The SEC intends that these amendments to Rule 233 “the use of depositions for discovery purposes”. Other amendments to Rule 233 outline procedures for deposition practice that are consistent with the Federal Rules of Civil Procedure.
Changes to Expert Witnesses
The proposed amendments to Rule 222 would provide for exceptions to the information that must be submitted by a party that intends to call an expert witness. The first exception is: drafts of any material that is otherwise required to be submitted in final form; the second is: communications between a party’s attorney and the party’s expert witness who would be required to submit a report under the rules, except under limited circumstances.
Additionally the proposal would require the disclosure of a written report for expert witnesses. This report would include such information as a complete statement of all opinions the witness will express, the basis and reasons for the opinions, the facts or data considered by the witness in forming them, any exhibits that will be used to summarize or support them, and a statement of the compensation to be paid for the expert’s study and testimony in the case.
New Methods for Serving an Order on a Person in a Foreign Country
The amendment to Rule 141 would expand the methods of service when serving an order instituting proceedings on a person in a foreign country. The new methods include:
– any method authorized by the Hague Convention on the Service Abroad of Judicial and Extrajudicial Documents,
– methods prescribed by the foreign country’s law for service in that country in an action in its courts of general jurisdiction
– as the foreign authority directs in response to a letter rogatory or letter of request
– service may be made by delivering a copy of the order instituting proceedings to the individual personally, or using any form of mail that the Secretary or the interested division addresses and sends to the individual and that requires a signed receipt (unless prohibited by the foreign country's law),
– any other means not prohibited by international agreement.
Changes to Appellate Procedures
The SEC is also proposing to change certain procedures that govern appeals. The first is to amend Rule 410(b) to eliminate the requirement that a petitioner submits a petition that includes all exceptions and supporting reasons, and the provision stating that if an exception is not stated, it may be deemed to have been waived by the petitioner. These changes are intended to prevent petitioners from submitting overly long petitions that provide lengthy

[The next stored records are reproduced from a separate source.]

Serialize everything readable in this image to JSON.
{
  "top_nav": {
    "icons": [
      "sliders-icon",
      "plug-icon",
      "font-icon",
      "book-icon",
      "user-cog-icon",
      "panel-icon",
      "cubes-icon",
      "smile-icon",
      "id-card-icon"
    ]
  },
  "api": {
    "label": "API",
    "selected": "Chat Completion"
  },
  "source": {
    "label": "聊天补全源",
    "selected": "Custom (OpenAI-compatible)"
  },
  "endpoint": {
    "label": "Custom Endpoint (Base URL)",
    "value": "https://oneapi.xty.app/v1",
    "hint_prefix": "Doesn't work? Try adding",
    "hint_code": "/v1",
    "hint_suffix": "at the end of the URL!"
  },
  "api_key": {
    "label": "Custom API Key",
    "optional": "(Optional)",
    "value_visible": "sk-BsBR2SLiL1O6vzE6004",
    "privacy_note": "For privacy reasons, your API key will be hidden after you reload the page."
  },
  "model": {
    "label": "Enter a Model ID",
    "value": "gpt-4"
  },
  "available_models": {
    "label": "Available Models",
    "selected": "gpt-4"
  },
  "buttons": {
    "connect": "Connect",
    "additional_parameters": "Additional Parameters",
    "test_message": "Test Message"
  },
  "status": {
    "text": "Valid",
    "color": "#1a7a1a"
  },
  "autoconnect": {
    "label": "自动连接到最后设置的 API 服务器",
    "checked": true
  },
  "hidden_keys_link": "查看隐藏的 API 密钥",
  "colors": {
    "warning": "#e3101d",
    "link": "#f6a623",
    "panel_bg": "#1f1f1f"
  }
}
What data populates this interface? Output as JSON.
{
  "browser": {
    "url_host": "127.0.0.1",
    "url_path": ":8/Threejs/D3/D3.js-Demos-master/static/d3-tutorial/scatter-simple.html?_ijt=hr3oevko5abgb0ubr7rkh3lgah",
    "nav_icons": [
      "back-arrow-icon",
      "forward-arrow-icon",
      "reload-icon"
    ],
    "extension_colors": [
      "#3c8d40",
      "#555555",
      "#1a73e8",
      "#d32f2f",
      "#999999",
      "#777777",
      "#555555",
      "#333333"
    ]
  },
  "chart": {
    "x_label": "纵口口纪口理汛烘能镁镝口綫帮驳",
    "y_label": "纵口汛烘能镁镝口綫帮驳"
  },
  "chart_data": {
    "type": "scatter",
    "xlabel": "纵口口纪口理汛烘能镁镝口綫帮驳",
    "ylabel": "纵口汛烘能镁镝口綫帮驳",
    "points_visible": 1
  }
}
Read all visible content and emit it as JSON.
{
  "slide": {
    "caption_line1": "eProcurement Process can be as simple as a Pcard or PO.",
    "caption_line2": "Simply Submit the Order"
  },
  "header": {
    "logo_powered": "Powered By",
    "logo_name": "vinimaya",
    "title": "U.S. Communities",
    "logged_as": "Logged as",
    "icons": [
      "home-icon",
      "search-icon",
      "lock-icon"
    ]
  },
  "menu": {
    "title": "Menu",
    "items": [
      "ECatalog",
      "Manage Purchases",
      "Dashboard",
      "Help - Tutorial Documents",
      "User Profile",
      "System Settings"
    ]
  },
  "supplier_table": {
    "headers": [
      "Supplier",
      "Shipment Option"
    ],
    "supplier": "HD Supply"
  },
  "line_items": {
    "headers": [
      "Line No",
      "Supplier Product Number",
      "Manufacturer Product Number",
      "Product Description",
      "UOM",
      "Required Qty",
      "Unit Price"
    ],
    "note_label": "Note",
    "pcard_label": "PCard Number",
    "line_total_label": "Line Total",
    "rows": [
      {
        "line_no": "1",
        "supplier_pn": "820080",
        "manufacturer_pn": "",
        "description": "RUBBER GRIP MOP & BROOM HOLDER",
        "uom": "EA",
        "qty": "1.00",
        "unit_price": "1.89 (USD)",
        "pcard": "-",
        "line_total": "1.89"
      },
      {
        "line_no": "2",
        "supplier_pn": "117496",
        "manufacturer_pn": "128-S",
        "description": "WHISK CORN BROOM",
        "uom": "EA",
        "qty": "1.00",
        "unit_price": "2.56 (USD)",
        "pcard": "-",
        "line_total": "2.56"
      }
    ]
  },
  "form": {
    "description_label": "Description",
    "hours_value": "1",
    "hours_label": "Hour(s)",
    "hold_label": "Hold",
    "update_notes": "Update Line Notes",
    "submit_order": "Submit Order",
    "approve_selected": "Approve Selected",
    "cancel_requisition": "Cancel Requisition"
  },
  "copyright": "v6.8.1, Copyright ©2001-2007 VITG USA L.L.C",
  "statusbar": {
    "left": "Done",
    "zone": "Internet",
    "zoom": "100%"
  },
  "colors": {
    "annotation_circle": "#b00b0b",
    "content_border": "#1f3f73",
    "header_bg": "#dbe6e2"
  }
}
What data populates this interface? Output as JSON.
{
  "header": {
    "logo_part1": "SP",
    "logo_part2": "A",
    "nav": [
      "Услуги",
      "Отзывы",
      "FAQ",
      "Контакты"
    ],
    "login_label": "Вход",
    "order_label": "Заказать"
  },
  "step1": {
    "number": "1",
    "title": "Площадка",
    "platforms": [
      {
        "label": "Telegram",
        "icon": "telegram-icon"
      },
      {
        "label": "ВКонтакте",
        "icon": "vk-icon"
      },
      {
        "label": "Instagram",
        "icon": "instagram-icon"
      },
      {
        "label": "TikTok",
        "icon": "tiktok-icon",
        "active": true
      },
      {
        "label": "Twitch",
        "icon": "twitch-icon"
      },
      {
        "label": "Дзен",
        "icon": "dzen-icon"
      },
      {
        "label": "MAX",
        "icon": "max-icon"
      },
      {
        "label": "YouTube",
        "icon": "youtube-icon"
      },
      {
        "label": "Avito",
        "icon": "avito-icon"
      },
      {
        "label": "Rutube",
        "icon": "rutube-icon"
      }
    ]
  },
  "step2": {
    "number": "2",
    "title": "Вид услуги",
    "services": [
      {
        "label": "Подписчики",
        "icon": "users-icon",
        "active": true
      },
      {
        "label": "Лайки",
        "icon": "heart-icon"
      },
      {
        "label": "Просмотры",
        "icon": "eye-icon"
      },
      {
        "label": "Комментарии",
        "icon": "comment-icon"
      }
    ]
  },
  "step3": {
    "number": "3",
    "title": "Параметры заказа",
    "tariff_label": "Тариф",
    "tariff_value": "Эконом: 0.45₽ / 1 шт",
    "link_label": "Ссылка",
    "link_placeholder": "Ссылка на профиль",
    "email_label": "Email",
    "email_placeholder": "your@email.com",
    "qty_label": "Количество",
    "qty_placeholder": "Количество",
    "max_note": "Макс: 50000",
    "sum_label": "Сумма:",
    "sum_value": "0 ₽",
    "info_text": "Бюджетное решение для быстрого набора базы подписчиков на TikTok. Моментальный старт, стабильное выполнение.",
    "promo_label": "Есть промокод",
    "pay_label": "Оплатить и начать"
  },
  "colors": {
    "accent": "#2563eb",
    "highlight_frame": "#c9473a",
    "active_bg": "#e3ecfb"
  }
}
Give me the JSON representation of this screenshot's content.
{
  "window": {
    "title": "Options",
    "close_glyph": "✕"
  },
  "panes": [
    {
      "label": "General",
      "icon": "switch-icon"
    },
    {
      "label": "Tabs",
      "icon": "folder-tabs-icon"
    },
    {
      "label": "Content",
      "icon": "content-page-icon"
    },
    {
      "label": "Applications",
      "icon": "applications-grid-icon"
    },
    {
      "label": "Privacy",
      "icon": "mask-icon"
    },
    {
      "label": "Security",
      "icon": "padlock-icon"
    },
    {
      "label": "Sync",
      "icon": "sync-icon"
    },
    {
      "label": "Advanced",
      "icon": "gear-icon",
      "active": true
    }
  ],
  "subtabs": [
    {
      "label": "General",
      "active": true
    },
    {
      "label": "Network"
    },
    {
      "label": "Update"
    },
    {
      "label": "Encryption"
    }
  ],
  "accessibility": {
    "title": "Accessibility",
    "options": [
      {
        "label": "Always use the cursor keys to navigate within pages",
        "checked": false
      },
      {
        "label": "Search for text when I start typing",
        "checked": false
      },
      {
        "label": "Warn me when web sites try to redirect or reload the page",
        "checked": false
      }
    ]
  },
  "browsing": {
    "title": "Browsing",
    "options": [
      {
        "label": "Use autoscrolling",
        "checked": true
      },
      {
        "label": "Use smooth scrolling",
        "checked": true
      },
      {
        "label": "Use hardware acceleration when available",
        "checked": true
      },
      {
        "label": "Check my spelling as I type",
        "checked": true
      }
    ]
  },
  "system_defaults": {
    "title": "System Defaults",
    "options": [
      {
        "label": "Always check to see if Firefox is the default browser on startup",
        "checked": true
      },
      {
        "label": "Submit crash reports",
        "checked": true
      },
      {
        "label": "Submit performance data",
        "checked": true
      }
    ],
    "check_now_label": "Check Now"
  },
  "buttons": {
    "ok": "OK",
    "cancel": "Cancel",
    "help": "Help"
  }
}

lists of exceptions that have little refinement of arguments and do little to narrow the issues to the most important issues.
Instead, petitioners would be allowed to file a petition that contains only a brief summary of the issues presented for review under Rule 411(b), which refers to prejudicial errors, findings or conclusions of material fact that are clearly erroneous, conclusions of law that are erroneous, or exercises of discretion or decisions of law or policy that the SEC should review. The petitioner would then be able to focus on a brief that contains reasoned arguments in support of the petition.
There are additional changes being proposed, such as an amendment to allow the SEC to redact sensitive personal information from documents that will be made available to respondents, clarifying amendments for other rules, and changes to the Rule 900 guidelines (which set forth the guidelines for the timely completion of proceedings, provides for confidential status reports to the SEC on pending cases, and directs the publication of summary information concerning the pending case docket).
Comments to the SEC for both proposed rules are due December 4, 2015.